• Don’t dump motor oil on the ground (land-pollution)
• Carpool or join a ride share with friends and co-workers (air-pollution)
• Don’t smoke (air-pollution)
• Keep your car maintenance up-to-date (air-pollution)
• If you have to drive, do your errands at one time (air-pollution)
• Don’t buy products that come in aerosol spray cans (air-pollution)
• Avoid using lighter fluid when barbecuing outside (air-pollution)
• When you drive accelerate slowly and use cruise control (air-pollution)
• Always replace your car’s air filter (air-pollution)
• Use a push or electric lawnmower rather than a gas-powered one (air-pollution)
• Don’t use harsh chemical cleaners that can emit fumes (air-pollution)
• Inspect your gas appliances and heaters regularly (air-pollution)
• Wash your car far away from any storm water drains (water-pollution)
• Don’t throw trash, chemicals or solvents into sewer drains (water-pollution)
• Inspect your septic system every 3-5 years (water-pollution)
• Avoid using pesticides and fertilizers that can run off into water systems (water-pollution)
• Sweep your driveway instead of hosing it down (water-pollution)
• Always pump your waste-holding tanks on your boat (water-pollution)
• Use non-toxic cleaning materials (water-pollution)
• Clean up oil and other liquid spills with kitty litter and sweet them up (water-pollution)
• Don’t wash paint brushes in the sink
3) Add to the list below and discuss control measures that governments and industry could put in place to lessen their contribution to pollution of the environment.
• Legislation
o establishing smokeless zones
o make industry liable for their impact on the environment via special taxes
o enforce strict fines for illegal dumping of any waste
• Developing ‘clean’ alternatives for energy generation

4) Landfill sites are becoming increasingly problematic in that it is poisoning the air, ground and surface water as well as the usefulness of the land.
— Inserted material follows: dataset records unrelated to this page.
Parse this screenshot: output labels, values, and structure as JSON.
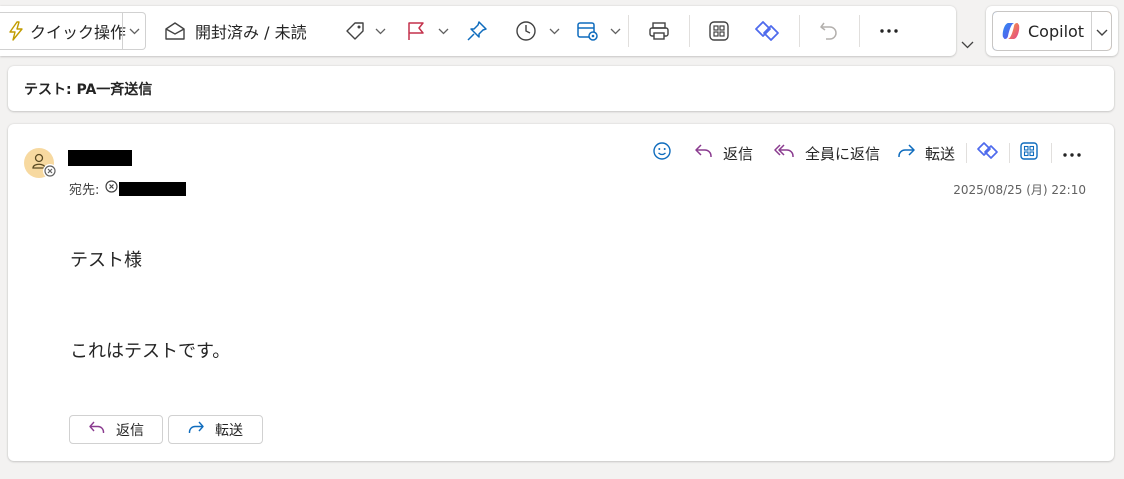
{
  "toolbar": {
    "quick_actions_label": "クイック操作",
    "read_unread_label": "開封済み / 未読",
    "more_label": "···"
  },
  "copilot": {
    "label": "Copilot"
  },
  "subject": "テスト: PA一斉送信",
  "message": {
    "to_label": "宛先:",
    "timestamp": "2025/08/25 (月) 22:10",
    "actions": {
      "reply": "返信",
      "reply_all": "全員に返信",
      "forward": "転送",
      "more": "···"
    },
    "body": [
      "テスト様",
      "これはテストです。"
    ],
    "footer": {
      "reply": "返信",
      "forward": "転送"
    }
  },
  "colors": {
    "reply_purple": "#8a3b8f",
    "forward_blue": "#0f6cbd",
    "flag_red": "#c4314b",
    "pin_blue": "#0f6cbd",
    "quick_yellow": "#c19c00"
  }
}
It does so as certain waste products that are being dumped there release various toxins. The components of products such as electronics and fluorescent lights contain various hazardous substances such as mercury, arsenic, cadmium, PVC, solvents, acids and lead that is detrimental to the environment in high dosages. As waste breaks down it also releases a liquid referred to as leachate that enters the soil beneath. When organic matter is compacted underground, the break-down process happens without the presence of oxygen and as a result methane, a gas more that 20 times potent than CO2, is released. It is also dangerous as it is highly flammable.
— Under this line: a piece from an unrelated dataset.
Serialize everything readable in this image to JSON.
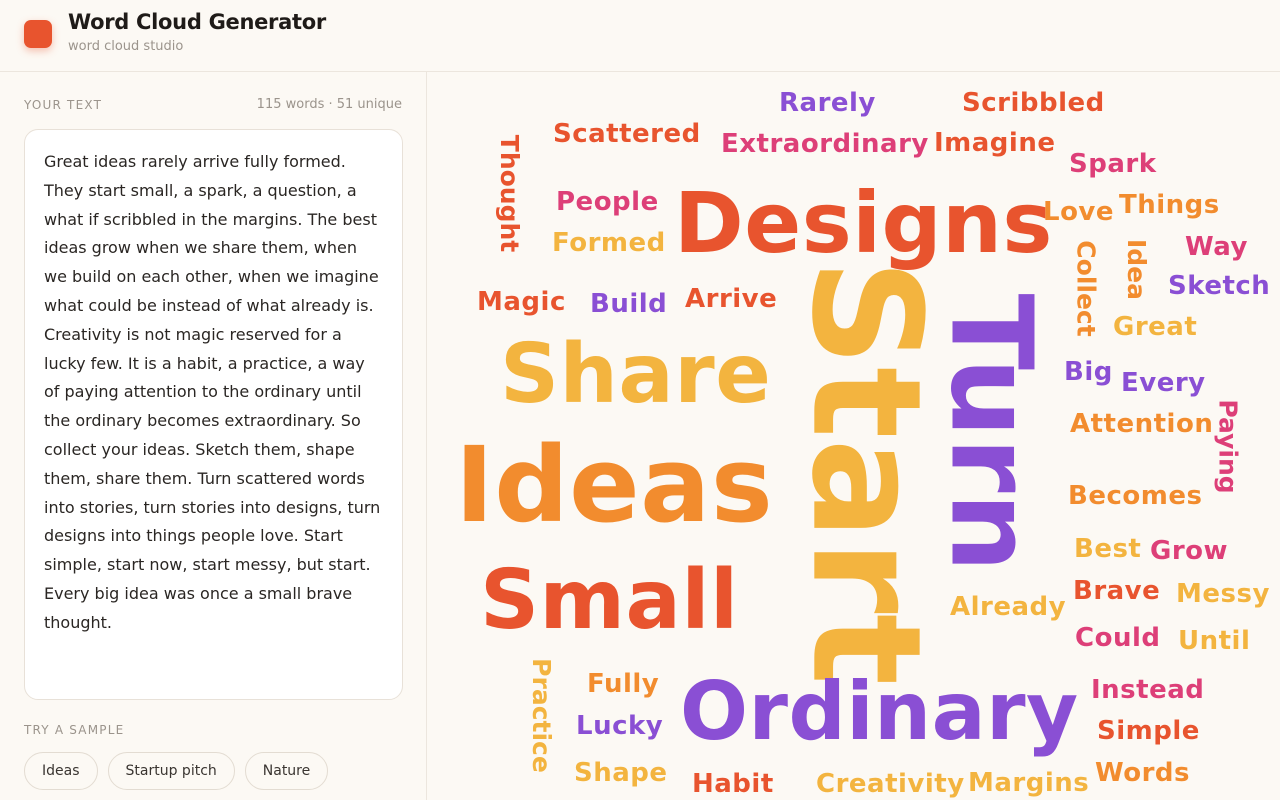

5) Discuss the three important environmental problems that are associated with landfill sites, namely toxins, leatchate and greenhouse gasses. Point to the effects it has on the atmosphere, ground-and surface water and on soil quality.  Mention possible ways in which the accumulation of these items and substances at land-fill sites could be prevented via personal action; measures taken by landfill site authorities and legislation. Consider the:
• Recycling of plastic, glass, Styrofoam, batteries, aluminium.
• Recovering of methane fuels
• Recovering substances used in electronics
• Composting – private and industrial
• Not buying products that could harm the environment when their usefulness expires
• Landfill levies